### Required work
A verbatim printing of the entries that follow is needed; pictures must not appear in it.

Records contained in a dataset:
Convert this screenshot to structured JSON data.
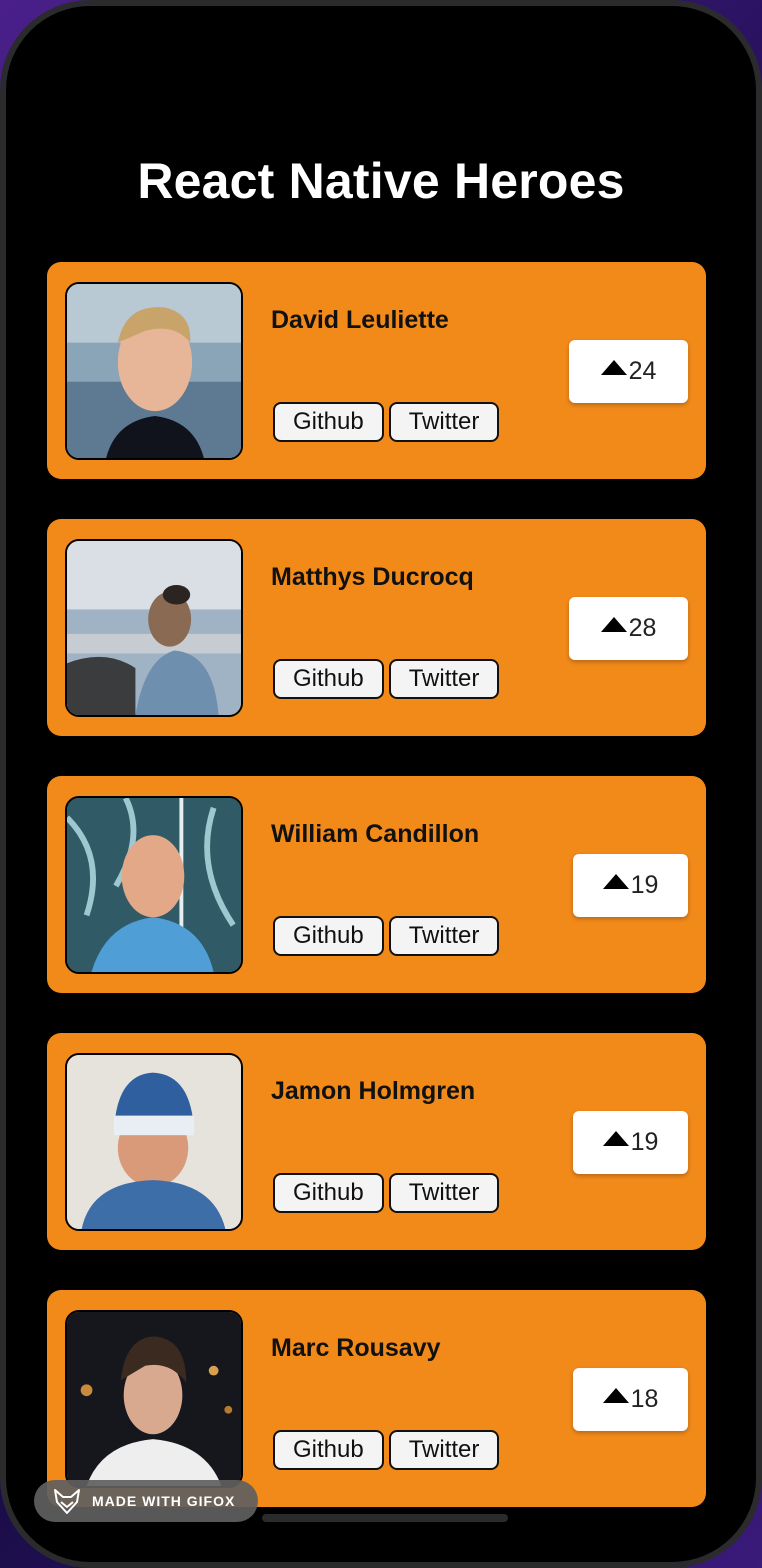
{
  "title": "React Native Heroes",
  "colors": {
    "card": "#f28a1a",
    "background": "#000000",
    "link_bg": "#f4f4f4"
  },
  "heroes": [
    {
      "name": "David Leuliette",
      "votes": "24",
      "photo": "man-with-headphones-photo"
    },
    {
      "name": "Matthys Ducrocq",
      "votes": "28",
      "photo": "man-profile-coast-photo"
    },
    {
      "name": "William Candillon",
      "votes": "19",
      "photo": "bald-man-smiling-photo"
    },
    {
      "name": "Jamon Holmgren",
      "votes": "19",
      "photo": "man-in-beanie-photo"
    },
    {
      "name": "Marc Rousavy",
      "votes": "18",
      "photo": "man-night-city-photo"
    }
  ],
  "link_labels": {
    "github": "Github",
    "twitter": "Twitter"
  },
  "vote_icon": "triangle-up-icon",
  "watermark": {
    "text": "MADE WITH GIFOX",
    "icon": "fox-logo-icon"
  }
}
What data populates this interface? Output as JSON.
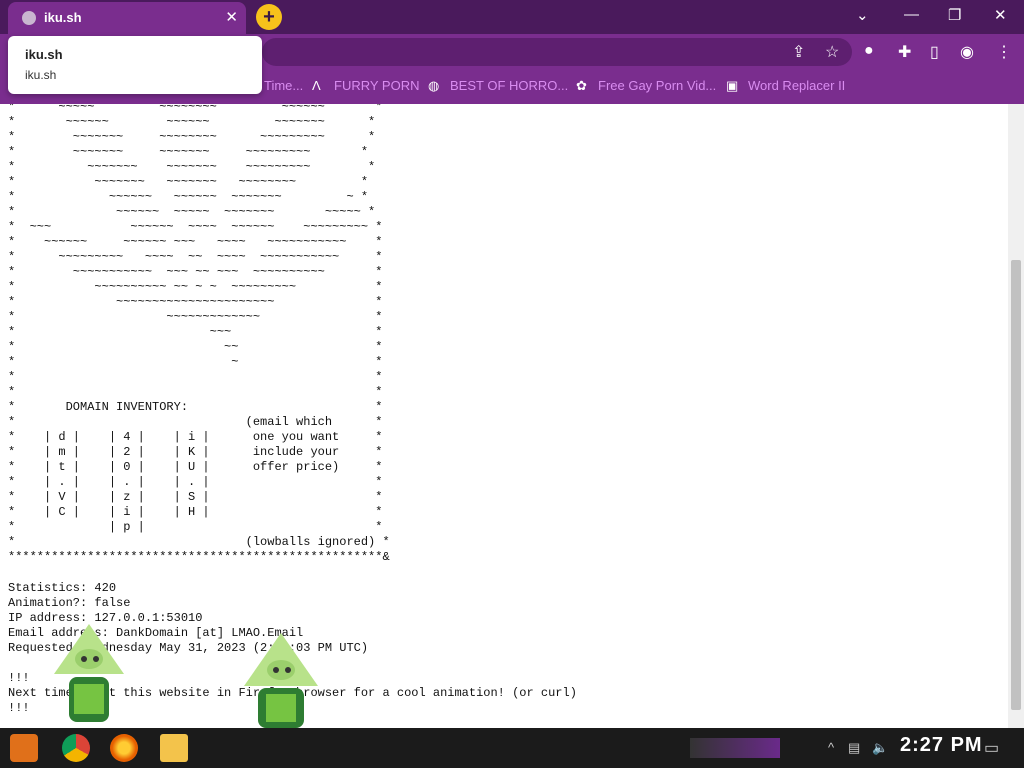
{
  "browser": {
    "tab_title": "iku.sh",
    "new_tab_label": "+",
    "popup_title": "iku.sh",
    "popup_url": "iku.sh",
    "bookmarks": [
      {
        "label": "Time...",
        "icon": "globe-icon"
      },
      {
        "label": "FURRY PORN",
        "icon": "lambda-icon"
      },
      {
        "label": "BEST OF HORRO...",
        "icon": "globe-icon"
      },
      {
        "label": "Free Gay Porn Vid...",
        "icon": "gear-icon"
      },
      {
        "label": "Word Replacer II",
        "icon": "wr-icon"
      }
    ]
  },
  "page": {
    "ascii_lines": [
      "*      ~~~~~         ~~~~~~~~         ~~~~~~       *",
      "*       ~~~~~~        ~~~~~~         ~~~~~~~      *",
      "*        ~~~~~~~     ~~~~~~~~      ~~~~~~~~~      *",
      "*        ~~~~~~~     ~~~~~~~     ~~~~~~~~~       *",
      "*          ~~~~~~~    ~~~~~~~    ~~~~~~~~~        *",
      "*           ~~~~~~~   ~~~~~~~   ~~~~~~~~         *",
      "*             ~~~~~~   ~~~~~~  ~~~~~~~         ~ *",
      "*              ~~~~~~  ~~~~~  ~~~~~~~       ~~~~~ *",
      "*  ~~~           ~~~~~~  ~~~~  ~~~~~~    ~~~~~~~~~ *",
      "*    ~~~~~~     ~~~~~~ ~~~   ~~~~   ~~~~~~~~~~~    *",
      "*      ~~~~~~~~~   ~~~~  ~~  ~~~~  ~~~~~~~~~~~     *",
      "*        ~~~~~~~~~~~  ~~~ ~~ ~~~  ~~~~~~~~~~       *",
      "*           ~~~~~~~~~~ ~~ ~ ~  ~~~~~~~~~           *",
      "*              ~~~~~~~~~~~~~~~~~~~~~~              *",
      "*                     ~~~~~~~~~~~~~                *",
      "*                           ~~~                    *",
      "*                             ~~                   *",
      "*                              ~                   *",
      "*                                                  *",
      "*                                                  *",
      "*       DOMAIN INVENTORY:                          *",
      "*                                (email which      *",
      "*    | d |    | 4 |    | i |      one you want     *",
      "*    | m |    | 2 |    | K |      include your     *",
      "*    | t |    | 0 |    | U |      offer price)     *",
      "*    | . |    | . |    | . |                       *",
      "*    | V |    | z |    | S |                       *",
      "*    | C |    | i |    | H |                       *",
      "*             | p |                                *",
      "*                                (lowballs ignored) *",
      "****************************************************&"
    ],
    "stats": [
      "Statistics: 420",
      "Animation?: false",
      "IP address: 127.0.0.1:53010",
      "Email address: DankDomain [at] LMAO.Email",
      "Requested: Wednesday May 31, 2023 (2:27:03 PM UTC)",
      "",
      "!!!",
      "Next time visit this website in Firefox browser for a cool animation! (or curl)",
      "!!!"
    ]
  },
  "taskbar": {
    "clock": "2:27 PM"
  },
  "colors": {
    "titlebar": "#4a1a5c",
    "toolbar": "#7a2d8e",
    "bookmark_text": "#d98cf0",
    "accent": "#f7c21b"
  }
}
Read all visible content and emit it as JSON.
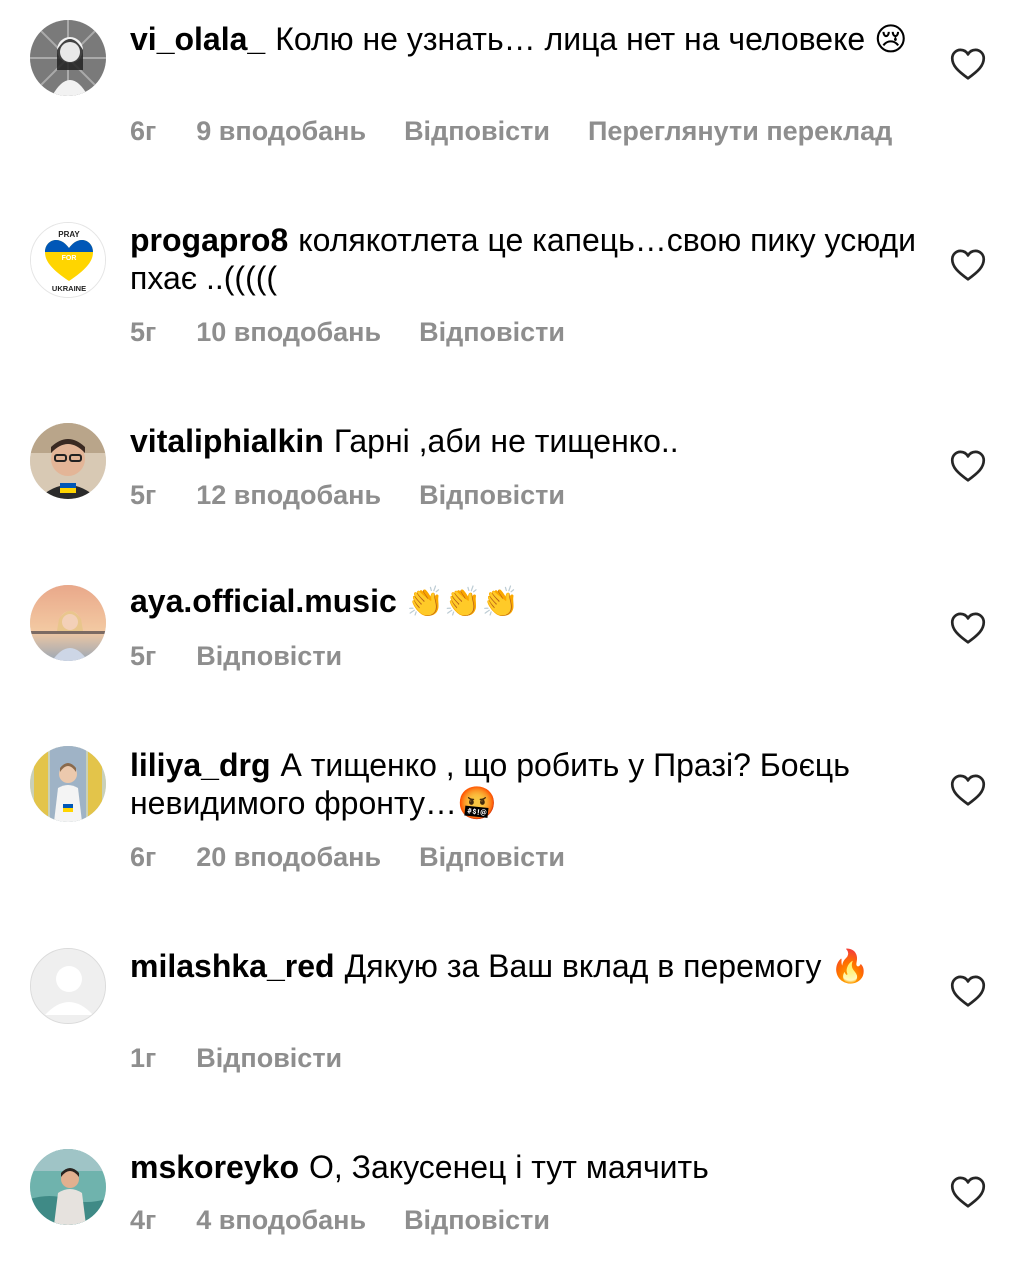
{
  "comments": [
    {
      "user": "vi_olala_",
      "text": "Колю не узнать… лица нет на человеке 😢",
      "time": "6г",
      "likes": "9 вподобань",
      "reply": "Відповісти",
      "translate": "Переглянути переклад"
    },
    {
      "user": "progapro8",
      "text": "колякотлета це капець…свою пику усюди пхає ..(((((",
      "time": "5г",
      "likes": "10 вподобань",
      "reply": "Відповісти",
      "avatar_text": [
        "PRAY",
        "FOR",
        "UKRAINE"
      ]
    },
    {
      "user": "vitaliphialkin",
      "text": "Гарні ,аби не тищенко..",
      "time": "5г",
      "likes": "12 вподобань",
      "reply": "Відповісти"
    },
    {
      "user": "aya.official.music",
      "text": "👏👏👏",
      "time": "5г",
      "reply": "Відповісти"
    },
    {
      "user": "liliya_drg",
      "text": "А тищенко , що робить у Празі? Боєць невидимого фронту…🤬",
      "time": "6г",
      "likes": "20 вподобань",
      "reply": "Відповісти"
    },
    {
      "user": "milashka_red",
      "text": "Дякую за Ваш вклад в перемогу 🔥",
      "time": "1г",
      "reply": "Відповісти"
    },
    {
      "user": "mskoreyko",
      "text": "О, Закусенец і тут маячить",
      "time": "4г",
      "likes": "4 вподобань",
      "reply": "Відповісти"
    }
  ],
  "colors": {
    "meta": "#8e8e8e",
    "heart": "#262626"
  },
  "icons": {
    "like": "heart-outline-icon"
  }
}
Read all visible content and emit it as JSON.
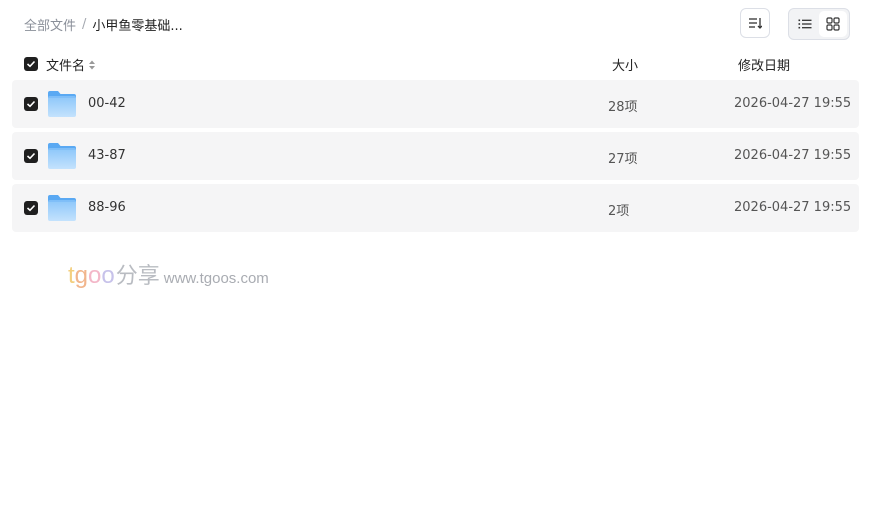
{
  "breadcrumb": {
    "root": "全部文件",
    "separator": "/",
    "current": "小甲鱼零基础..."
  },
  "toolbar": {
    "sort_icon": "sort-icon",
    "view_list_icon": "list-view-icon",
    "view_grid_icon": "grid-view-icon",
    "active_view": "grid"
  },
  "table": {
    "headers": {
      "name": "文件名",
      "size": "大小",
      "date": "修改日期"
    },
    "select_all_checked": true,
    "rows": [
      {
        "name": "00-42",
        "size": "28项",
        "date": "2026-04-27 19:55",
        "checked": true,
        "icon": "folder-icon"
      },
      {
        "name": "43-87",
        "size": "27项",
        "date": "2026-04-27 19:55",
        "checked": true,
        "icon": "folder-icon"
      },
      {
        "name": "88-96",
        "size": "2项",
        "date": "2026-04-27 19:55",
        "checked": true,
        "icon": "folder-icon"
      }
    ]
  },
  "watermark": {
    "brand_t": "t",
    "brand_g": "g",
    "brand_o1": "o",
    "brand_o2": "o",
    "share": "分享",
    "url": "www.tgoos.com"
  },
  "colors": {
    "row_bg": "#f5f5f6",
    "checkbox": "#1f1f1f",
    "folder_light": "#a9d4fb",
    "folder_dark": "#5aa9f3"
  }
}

### Your solution
Convert this screenshot to structured JSON data.
{
  "title": "React Native Heroes",
  "colors": {
    "card": "#f28a1a",
    "background": "#000000",
    "link_bg": "#f4f4f4"
  },
  "heroes": [
    {
      "name": "David Leuliette",
      "votes": "24",
      "photo": "man-with-headphones-photo"
    },
    {
      "name": "Matthys Ducrocq",
      "votes": "28",
      "photo": "man-profile-coast-photo"
    },
    {
      "name": "William Candillon",
      "votes": "19",
      "photo": "bald-man-smiling-photo"
    },
    {
      "name": "Jamon Holmgren",
      "votes": "19",
      "photo": "man-in-beanie-photo"
    },
    {
      "name": "Marc Rousavy",
      "votes": "18",
      "photo": "man-night-city-photo"
    }
  ],
  "link_labels": {
    "github": "Github",
    "twitter": "Twitter"
  },
  "vote_icon": "triangle-up-icon",
  "watermark": {
    "text": "MADE WITH GIFOX",
    "icon": "fox-logo-icon"
  }
}
What data populates this interface? Output as JSON.
{
  "browser": {
    "tab_title": "iku.sh",
    "new_tab_label": "+",
    "popup_title": "iku.sh",
    "popup_url": "iku.sh",
    "bookmarks": [
      {
        "label": "Time...",
        "icon": "globe-icon"
      },
      {
        "label": "FURRY PORN",
        "icon": "lambda-icon"
      },
      {
        "label": "BEST OF HORRO...",
        "icon": "globe-icon"
      },
      {
        "label": "Free Gay Porn Vid...",
        "icon": "gear-icon"
      },
      {
        "label": "Word Replacer II",
        "icon": "wr-icon"
      }
    ]
  },
  "page": {
    "ascii_lines": [
      "*      ~~~~~         ~~~~~~~~         ~~~~~~       *",
      "*       ~~~~~~        ~~~~~~         ~~~~~~~      *",
      "*        ~~~~~~~     ~~~~~~~~      ~~~~~~~~~      *",
      "*        ~~~~~~~     ~~~~~~~     ~~~~~~~~~       *",
      "*          ~~~~~~~    ~~~~~~~    ~~~~~~~~~        *",
      "*           ~~~~~~~   ~~~~~~~   ~~~~~~~~         *",
      "*             ~~~~~~   ~~~~~~  ~~~~~~~         ~ *",
      "*              ~~~~~~  ~~~~~  ~~~~~~~       ~~~~~ *",
      "*  ~~~           ~~~~~~  ~~~~  ~~~~~~    ~~~~~~~~~ *",
      "*    ~~~~~~     ~~~~~~ ~~~   ~~~~   ~~~~~~~~~~~    *",
      "*      ~~~~~~~~~   ~~~~  ~~  ~~~~  ~~~~~~~~~~~     *",
      "*        ~~~~~~~~~~~  ~~~ ~~ ~~~  ~~~~~~~~~~       *",
      "*           ~~~~~~~~~~ ~~ ~ ~  ~~~~~~~~~           *",
      "*              ~~~~~~~~~~~~~~~~~~~~~~              *",
      "*                     ~~~~~~~~~~~~~                *",
      "*                           ~~~                    *",
      "*                             ~~                   *",
      "*                              ~                   *",
      "*                                                  *",
      "*                                                  *",
      "*       DOMAIN INVENTORY:                          *",
      "*                                (email which      *",
      "*    | d |    | 4 |    | i |      one you want     *",
      "*    | m |    | 2 |    | K |      include your     *",
      "*    | t |    | 0 |    | U |      offer price)     *",
      "*    | . |    | . |    | . |                       *",
      "*    | V |    | z |    | S |                       *",
      "*    | C |    | i |    | H |                       *",
      "*             | p |                                *",
      "*                                (lowballs ignored) *",
      "****************************************************&"
    ],
    "stats": [
      "Statistics: 420",
      "Animation?: false",
      "IP address: 127.0.0.1:53010",
      "Email address: DankDomain [at] LMAO.Email",
      "Requested: Wednesday May 31, 2023 (2:27:03 PM UTC)",
      "",
      "!!!",
      "Next time visit this website in Firefox browser for a cool animation! (or curl)",
      "!!!"
    ]
  },
  "taskbar": {
    "clock": "2:27 PM"
  },
  "colors": {
    "titlebar": "#4a1a5c",
    "toolbar": "#7a2d8e",
    "bookmark_text": "#d98cf0",
    "accent": "#f7c21b"
  }
}
Read all visible content and emit it as JSON.
{
  "comments": [
    {
      "user": "vi_olala_",
      "text": "Колю не узнать… лица нет на человеке 😢",
      "time": "6г",
      "likes": "9 вподобань",
      "reply": "Відповісти",
      "translate": "Переглянути переклад"
    },
    {
      "user": "progapro8",
      "text": "колякотлета це капець…свою пику усюди пхає ..(((((",
      "time": "5г",
      "likes": "10 вподобань",
      "reply": "Відповісти",
      "avatar_text": [
        "PRAY",
        "FOR",
        "UKRAINE"
      ]
    },
    {
      "user": "vitaliphialkin",
      "text": "Гарні ,аби не тищенко..",
      "time": "5г",
      "likes": "12 вподобань",
      "reply": "Відповісти"
    },
    {
      "user": "aya.official.music",
      "text": "👏👏👏",
      "time": "5г",
      "reply": "Відповісти"
    },
    {
      "user": "liliya_drg",
      "text": "А тищенко , що робить у Празі? Боєць невидимого фронту…🤬",
      "time": "6г",
      "likes": "20 вподобань",
      "reply": "Відповісти"
    },
    {
      "user": "milashka_red",
      "text": "Дякую за Ваш вклад в перемогу 🔥",
      "time": "1г",
      "reply": "Відповісти"
    },
    {
      "user": "mskoreyko",
      "text": "О, Закусенец і тут маячить",
      "time": "4г",
      "likes": "4 вподобань",
      "reply": "Відповісти"
    }
  ],
  "colors": {
    "meta": "#8e8e8e",
    "heart": "#262626"
  },
  "icons": {
    "like": "heart-outline-icon"
  }
}
Read all visible content and emit it as JSON.
{
  "breadcrumb": {
    "root": "全部文件",
    "separator": "/",
    "current": "小甲鱼零基础..."
  },
  "toolbar": {
    "sort_icon": "sort-icon",
    "view_list_icon": "list-view-icon",
    "view_grid_icon": "grid-view-icon",
    "active_view": "grid"
  },
  "table": {
    "headers": {
      "name": "文件名",
      "size": "大小",
      "date": "修改日期"
    },
    "select_all_checked": true,
    "rows": [
      {
        "name": "00-42",
        "size": "28项",
        "date": "2026-04-27 19:55",
        "checked": true,
        "icon": "folder-icon"
      },
      {
        "name": "43-87",
        "size": "27项",
        "date": "2026-04-27 19:55",
        "checked": true,
        "icon": "folder-icon"
      },
      {
        "name": "88-96",
        "size": "2项",
        "date": "2026-04-27 19:55",
        "checked": true,
        "icon": "folder-icon"
      }
    ]
  },
  "watermark": {
    "brand_t": "t",
    "brand_g": "g",
    "brand_o1": "o",
    "brand_o2": "o",
    "share": "分享",
    "url": "www.tgoos.com"
  },
  "colors": {
    "row_bg": "#f5f5f6",
    "checkbox": "#1f1f1f",
    "folder_light": "#a9d4fb",
    "folder_dark": "#5aa9f3"
  }
}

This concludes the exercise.